Poker is a card game that requires you to make decisions under uncertainty. This is a skill that can be applied to other areas of life such as business or investing. Decisions under uncertainty involve estimating the probabilities of different scenarios and outcomes. To do this, you need to have a good understanding of probability theory.
One of the most important skills you learn from playing poker is how to read your opponents. While many people believe that this is done by reading subtle physical tells, it’s actually a much more complex process. It involves observing patterns and estimating the likelihood of certain actions from your opponent.
Another skill you will learn is how to assess your own strengths and weaknesses. Poker is a great way to learn about your own tendencies and habits, and how they may affect your performance at the table. It can also help you build confidence in your own judgment when it comes to making decisions.
During a betting round in poker, players can choose to “check” the pot if they do not wish to increase the amount of money that is being wagered. They can also raise the amount of money that is being bet, which will require other players to call the new bet or fold. If a player calls the raise, they must place their chips into the pot in order to participate in the next betting round.
When it comes to learning the game of poker, there is no shortage of resources available to you.
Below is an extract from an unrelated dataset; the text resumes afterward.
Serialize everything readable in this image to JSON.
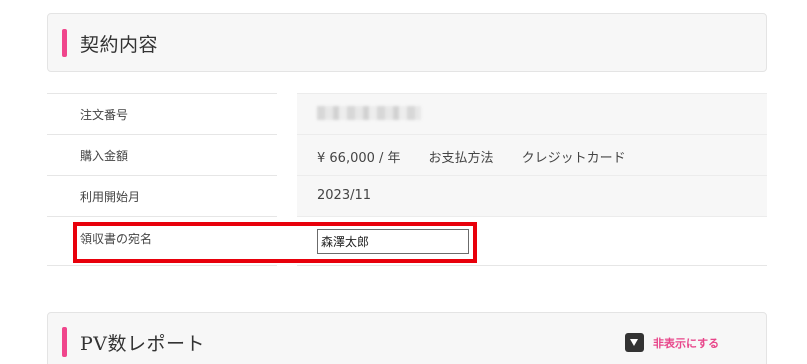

There are countless online poker websites, forums and communities where you can discuss strategy with fellow players. There are also a number of books on the subject that you can read to further improve your understanding of the game. Whether you are looking for an in-depth analysis of the theory behind poker or just want some tips to get started, there is something for everyone.
There are also several online poker schools where you can learn the game from professional instructors. These schools offer a variety of courses, from basic strategies to more advanced techniques. The classes are designed to give you the tools you need to succeed in the game and can provide you with a solid foundation for future success.
A big part of being a successful poker player is being able to control your emotions. This is especially important in high-pressure situations where it can be easy to let your anger and stress levels rise out of control. If you are unable to keep your emotions in check, you could end up losing more money than you can afford to lose. An experienced poker player won’t chase a loss or throw a fit over a bad hand; they will simply take a lesson from the experience and move on. This is a valuable skill that can be applied to other aspects of your life such as your personal relationships or your career.